like many invasive plants are the bulk of our crops, rats and mice are the main animals that provide us scientific data, and serve as being one of the most common “exotic pets” in the U.S. Larson touches on how we as humans tend to differentiate between IS when they do or do not have a purpose for us, saying ““We accept non-native plants that we cultivate, but not the weeds that affect their growth.” Larson continues to say, “It appears that what bothers us is… nature that disrupts our plans.” Rats, similarly bother us, when they disrupt our plans. Rats are accepted when we choose for them to be present, not when they make the decision on their own.
I will be looking into this more and more with other scholarship, but rats are as much a mix between cultural and natural as everything else. Rats participate in our cities and now live with us, but they exist without us and before our civilizations as well.

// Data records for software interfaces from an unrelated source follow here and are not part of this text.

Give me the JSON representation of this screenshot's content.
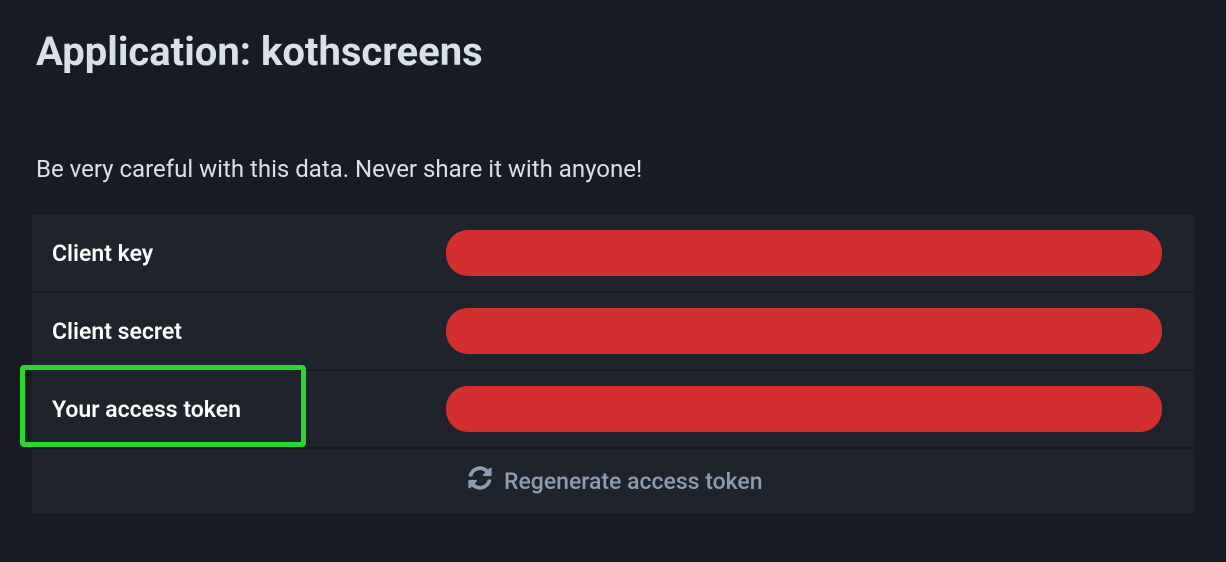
{
  "title": "Application: kothscreens",
  "warning": "Be very careful with this data. Never share it with anyone!",
  "rows": {
    "client_key": {
      "label": "Client key"
    },
    "client_secret": {
      "label": "Client secret"
    },
    "access_token": {
      "label": "Your access token"
    }
  },
  "regenerate_label": "Regenerate access token",
  "colors": {
    "redacted": "#d32f2f",
    "highlight": "#2bd72b"
  }
}
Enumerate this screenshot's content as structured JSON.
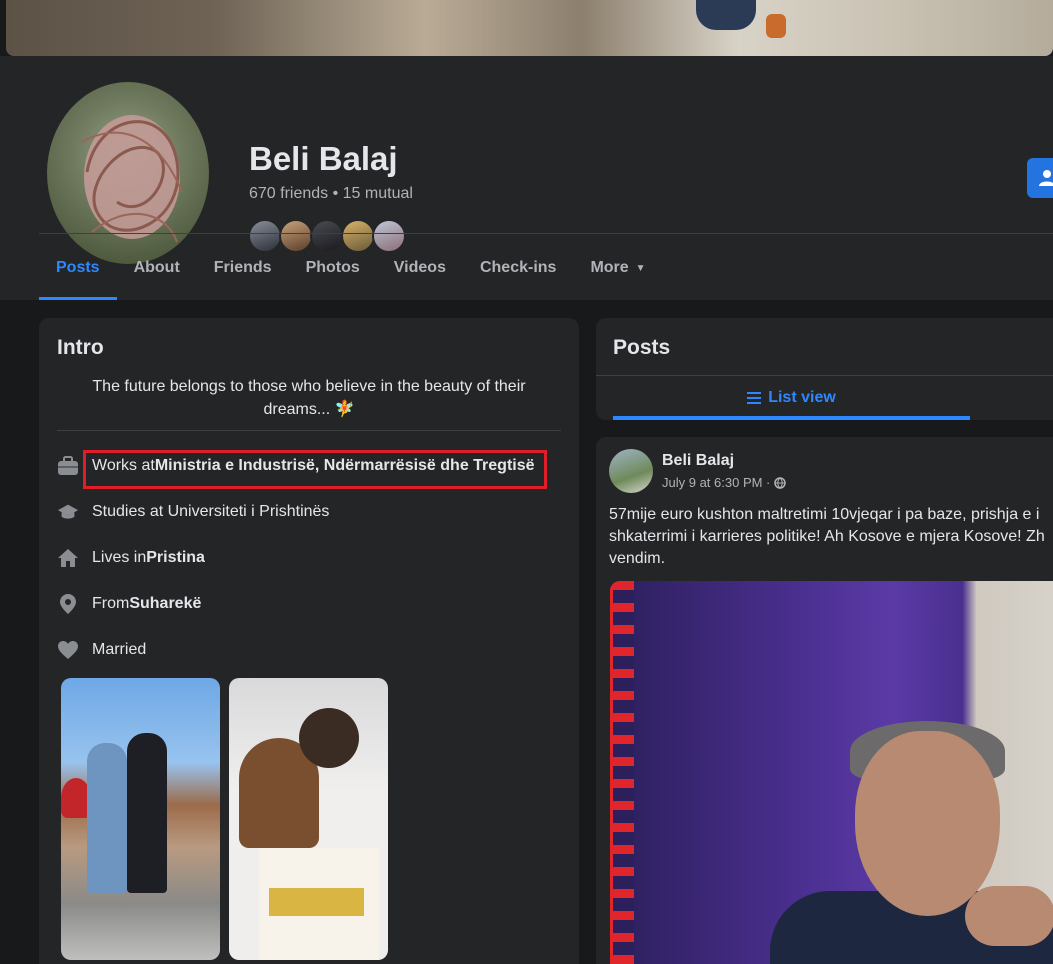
{
  "profile": {
    "name": "Beli Balaj",
    "friends_summary": "670 friends • 15 mutual"
  },
  "tabs": [
    {
      "label": "Posts"
    },
    {
      "label": "About"
    },
    {
      "label": "Friends"
    },
    {
      "label": "Photos"
    },
    {
      "label": "Videos"
    },
    {
      "label": "Check-ins"
    },
    {
      "label": "More"
    }
  ],
  "intro": {
    "title": "Intro",
    "bio": "The future belongs to those who believe in the beauty of their dreams... 🧚",
    "items": [
      {
        "icon": "briefcase-icon",
        "prefix": "Works at ",
        "value": "Ministria e Industrisë, Ndërmarrësisë dhe Tregtisë"
      },
      {
        "icon": "graduation-cap-icon",
        "prefix": "Studies at Universiteti i Prishtinës",
        "value": ""
      },
      {
        "icon": "home-icon",
        "prefix": "Lives in ",
        "value": "Pristina"
      },
      {
        "icon": "location-pin-icon",
        "prefix": "From ",
        "value": "Suharekë"
      },
      {
        "icon": "heart-icon",
        "prefix": "Married",
        "value": ""
      }
    ]
  },
  "posts_section": {
    "title": "Posts",
    "list_view_label": "List view"
  },
  "post": {
    "author": "Beli Balaj",
    "timestamp": "July 9 at 6:30 PM ·",
    "text": "57mije euro kushton maltretimi 10vjeqar i pa baze, prishja e i\nshkaterrimi i karrieres politike! Ah Kosove e mjera Kosove! Zh\nvendim."
  },
  "colors": {
    "accent": "#2d88ff",
    "highlight_box": "#e11d2a",
    "card_bg": "#242526",
    "page_bg": "#18191a"
  }
}
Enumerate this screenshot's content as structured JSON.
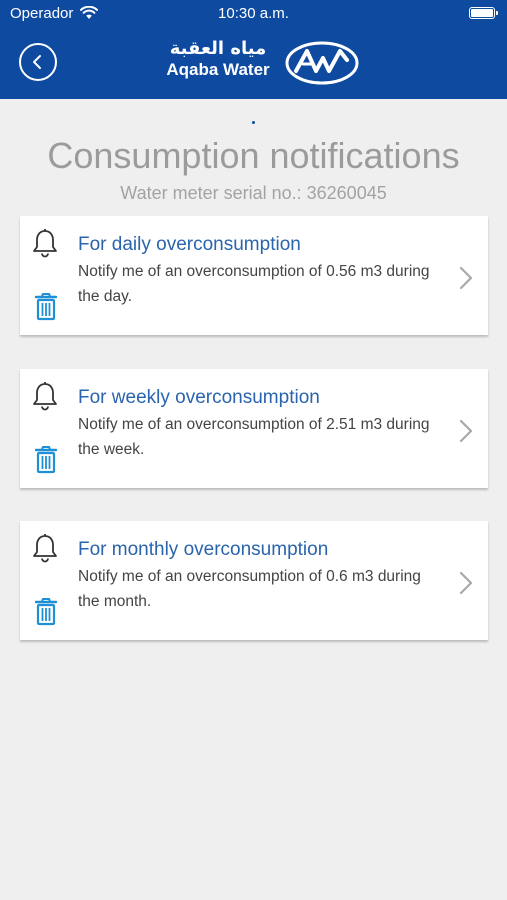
{
  "status_bar": {
    "carrier": "Operador",
    "time": "10:30 a.m."
  },
  "header": {
    "logo_arabic": "مياه العقبة",
    "logo_english": "Aqaba Water",
    "colors": {
      "brand_blue": "#0d4aa0"
    }
  },
  "page": {
    "title": "Consumption notifications",
    "subtitle": "Water meter serial no.: 36260045"
  },
  "notifications": [
    {
      "title": "For daily overconsumption",
      "description": "Notify me of an overconsumption of 0.56 m3 during the day."
    },
    {
      "title": "For weekly overconsumption",
      "description": "Notify me of an overconsumption of 2.51 m3 during the week."
    },
    {
      "title": "For monthly overconsumption",
      "description": "Notify me of an overconsumption of 0.6 m3 during the month."
    }
  ],
  "icons": {
    "back": "chevron-left-icon",
    "bell": "bell-icon",
    "delete": "trash-icon",
    "open": "chevron-right-icon",
    "logo": "aqaba-water-logo"
  }
}
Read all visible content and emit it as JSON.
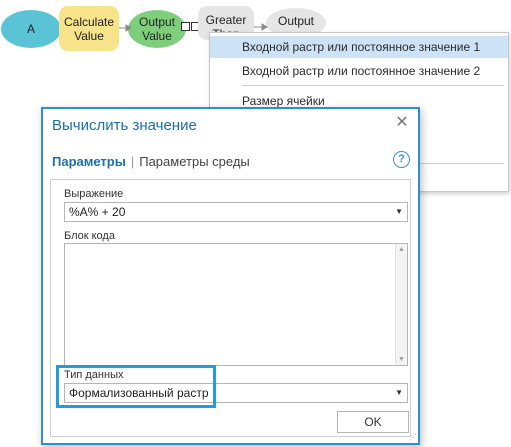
{
  "canvas": {
    "node_a": "A",
    "node_calculate": "Calculate Value",
    "node_output_value": "Output Value",
    "node_greater": "Greater Than",
    "node_output": "Output"
  },
  "context_menu": {
    "items": [
      "Входной растр или постоянное значение 1",
      "Входной растр или постоянное значение 2",
      "Размер ячейки"
    ]
  },
  "dialog": {
    "title": "Вычислить значение",
    "close_symbol": "✕",
    "tabs": {
      "parameters": "Параметры",
      "separator": "|",
      "environment": "Параметры среды"
    },
    "help_symbol": "?",
    "expression_label": "Выражение",
    "expression_value": "%A% + 20",
    "code_block_label": "Блок кода",
    "code_block_value": "",
    "data_type_label": "Тип данных",
    "data_type_value": "Формализованный растр",
    "ok_label": "OK"
  }
}
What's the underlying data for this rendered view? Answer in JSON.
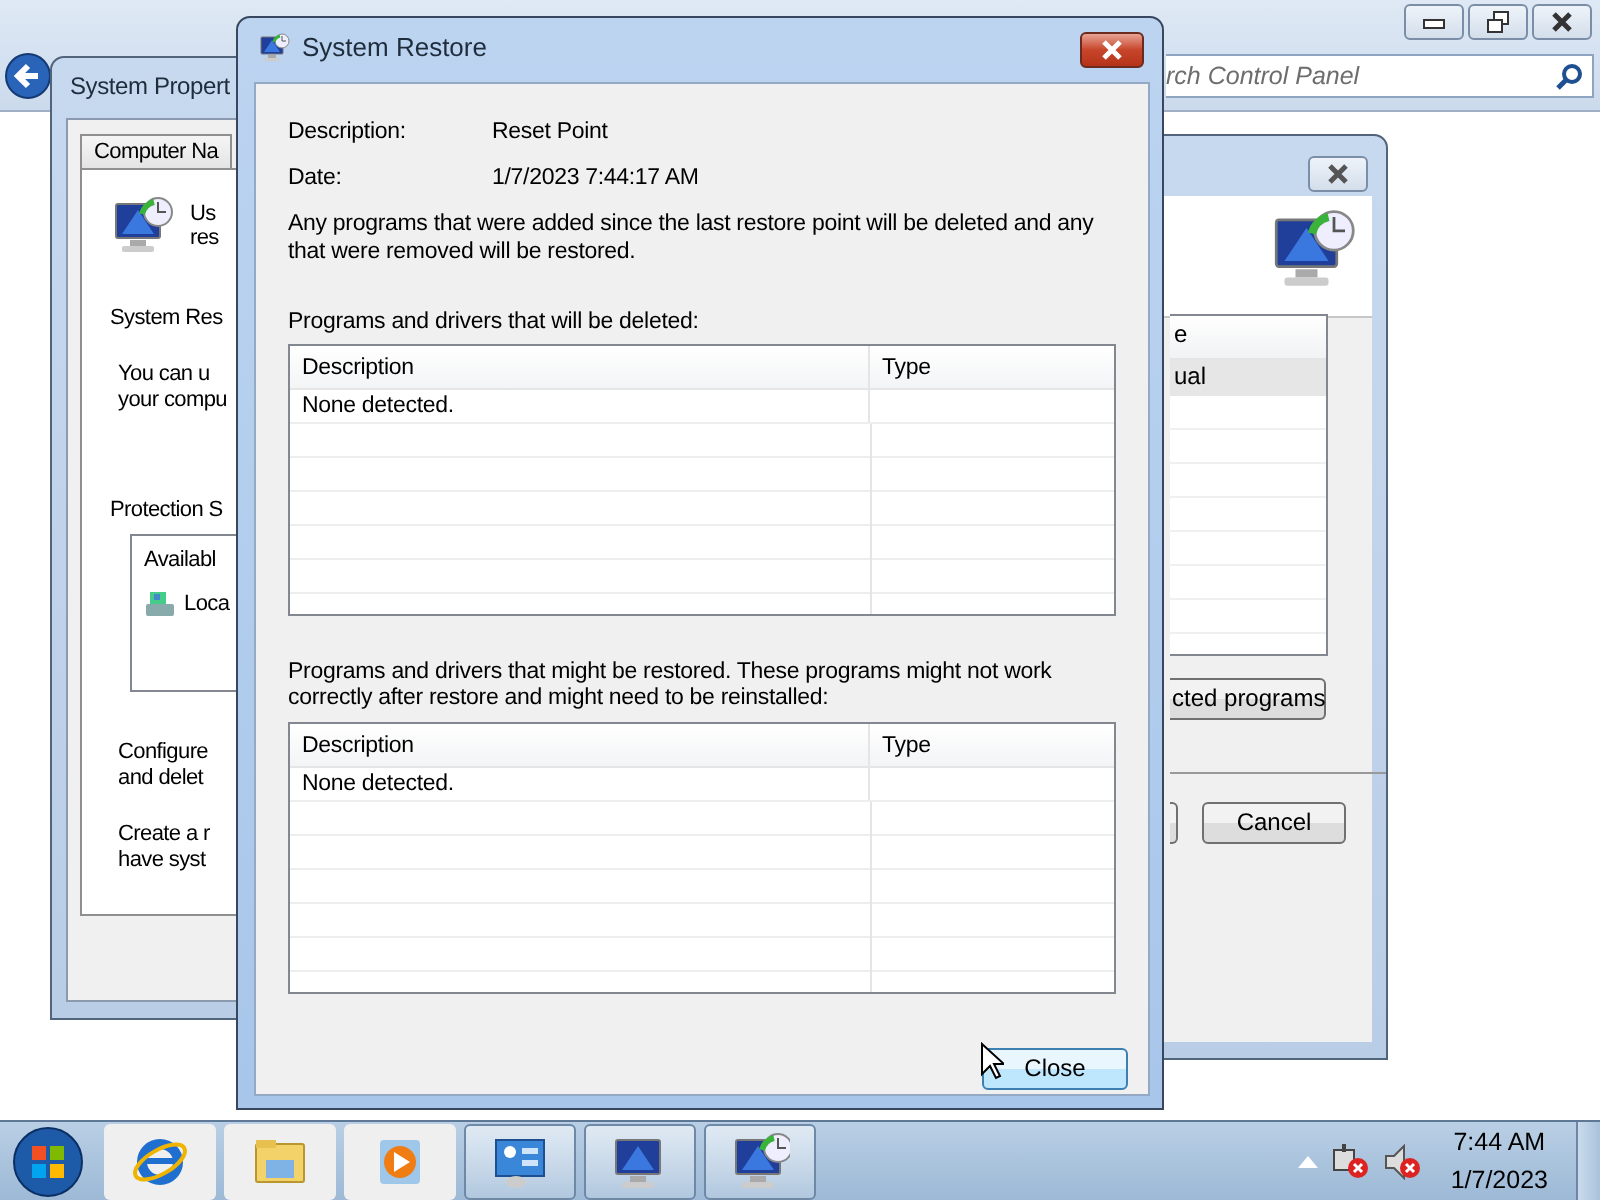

Like many IS plant species, rats are very difficult to exterminate. Rats will go out of their way to avoid unknown objects such as poison, so placing poison in areas where someone wants to exterminate them often is unsuccessful (Gale Encyclopedia of Science). Larson questions this response of mass murder of tricky IS, saying, “we probably first became biologists because of our appreciation and respect for organisms. As many of us were educated, this became a concern for biodiversity. How is it that this has become a desire to kill some organisms and to replace them with others?”
Larson claims, “in many cases, IS have established themselves to such an extent that they have become components of a habitat matrix that we have no choice but to accept.” This seems to be the case with rats. It would take mass amount of efforts to eradicate them from our habitats.
It’s hard to tell how long a species needs to exist in a place before it’s no longer invasive. Species have been spreading around the globe for as long as they’ve been evolving. Rats have lived in the United States as long as Europeans have. As Larson asserts, “nativity is always relative to a particular time and place—it must be carefully indexed or it is meaningless.”
Because urban spaces are created by constructing over large amounts of habitats and species, cities are relatively low in biodiversity. Animals such as crows, rats, mice, and pigeons have followed us into cities. By following humans to urban areas, attracted to our waste, they add biodiversity to spaces which are otherwise almost entirely dominated by humans, bacteria and insects. Larson says, “many of these changes are happening whether we like them or not. We cannot recover the past.” Rats certainly live with us whether we like them or not. They thrive where we thrive. We do not have much of a choice but to accept them.
Larson says we get upset with “nature” when it does not act how we want it to and make assumptions about how we want it to be. Perhaps perspectives on rats would be more neutral if we didn’t expect them to be one way or another.
The term IS is supposed to remove the negative connotations associated with invasive species. Larson says the term invasive causes people to immediately ask, “how do we get rid of them?” I think some of the words used for rats serve a similar purpose. Pests and vermin are both words to describe something that is unwanted, and a problem because it exists where we think it shouldn’t. Maybe we need to stop calling rats names, such as pests, companions, vermin, pets, lab rats, and simply call them what they are: rats.
“Rats.” (2008). The Gale Encyclopedia of Science, edited by K. Lee Lerner and Brenda Wilmoth Lerner, 4th ed., vol. 5, Gale, pp. 3641-3644. Gale Virtual Reference Library.
Larson, Brandon M. H. (2007). “Thirteen Ways of Looking at Invasive Species.” In Invasive Plants: Inventories, Strategies and Action. Victoria, Canada: Canadian Weed Science Society.